(Beginning of Material supplied)

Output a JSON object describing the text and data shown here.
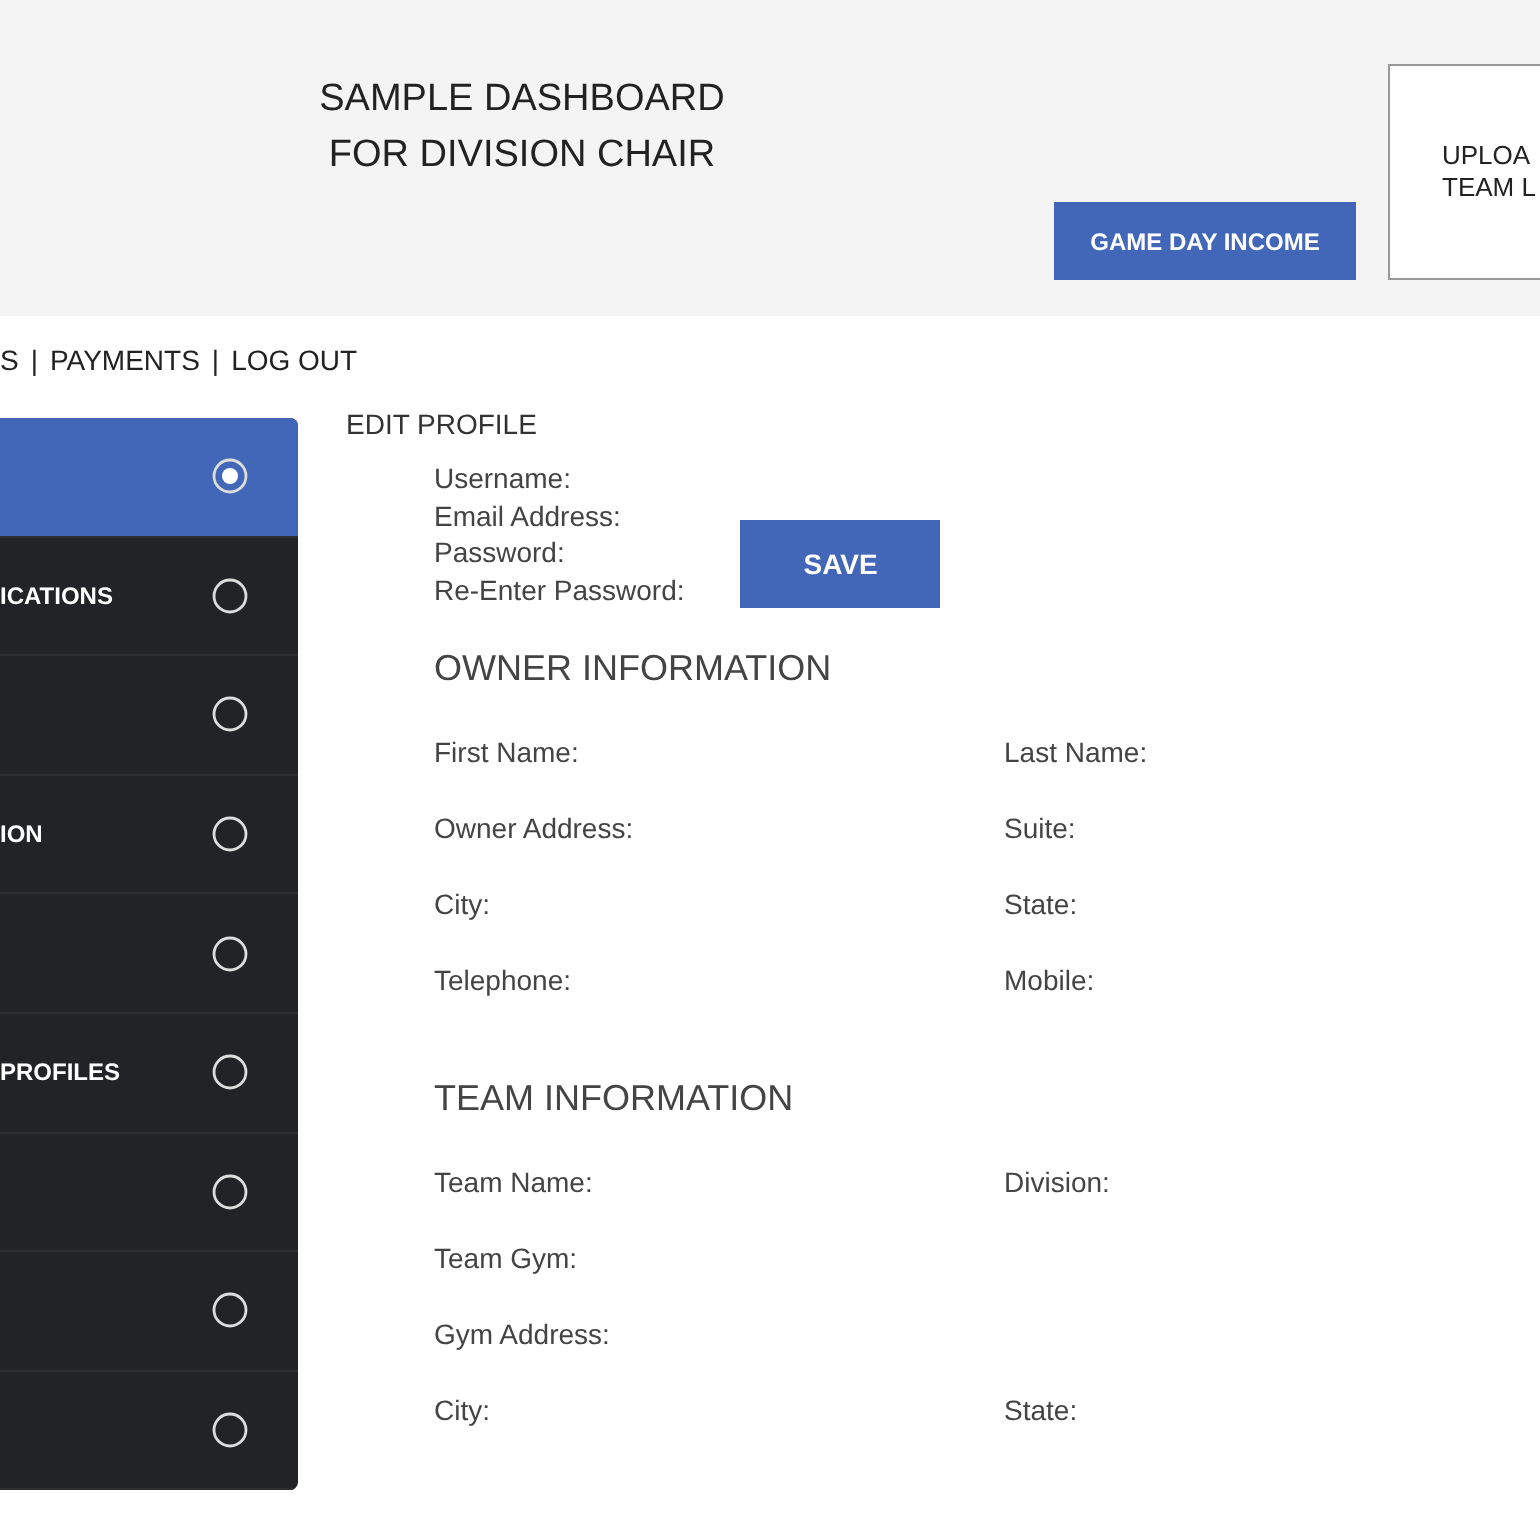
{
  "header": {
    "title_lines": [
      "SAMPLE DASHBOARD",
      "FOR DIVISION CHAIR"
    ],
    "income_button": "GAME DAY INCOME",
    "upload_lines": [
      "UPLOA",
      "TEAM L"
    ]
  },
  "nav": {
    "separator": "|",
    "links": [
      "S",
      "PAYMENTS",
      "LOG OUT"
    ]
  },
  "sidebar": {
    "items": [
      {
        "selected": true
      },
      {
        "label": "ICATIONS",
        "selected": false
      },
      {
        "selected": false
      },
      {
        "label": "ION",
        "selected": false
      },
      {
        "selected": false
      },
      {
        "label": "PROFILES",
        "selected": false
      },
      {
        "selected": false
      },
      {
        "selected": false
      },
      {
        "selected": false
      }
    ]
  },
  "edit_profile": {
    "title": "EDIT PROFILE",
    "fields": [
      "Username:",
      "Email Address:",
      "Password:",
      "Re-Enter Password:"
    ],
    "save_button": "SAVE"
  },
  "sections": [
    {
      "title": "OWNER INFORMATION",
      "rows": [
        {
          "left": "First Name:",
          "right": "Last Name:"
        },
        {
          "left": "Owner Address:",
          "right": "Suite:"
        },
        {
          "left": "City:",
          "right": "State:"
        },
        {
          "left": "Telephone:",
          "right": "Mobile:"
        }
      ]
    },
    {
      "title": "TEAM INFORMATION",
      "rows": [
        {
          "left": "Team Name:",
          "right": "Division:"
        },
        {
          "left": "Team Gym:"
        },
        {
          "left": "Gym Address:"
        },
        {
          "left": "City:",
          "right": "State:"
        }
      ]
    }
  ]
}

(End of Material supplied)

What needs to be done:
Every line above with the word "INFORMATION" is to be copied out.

Answer box:
      "title": "OWNER INFORMATION",
      "title": "TEAM INFORMATION",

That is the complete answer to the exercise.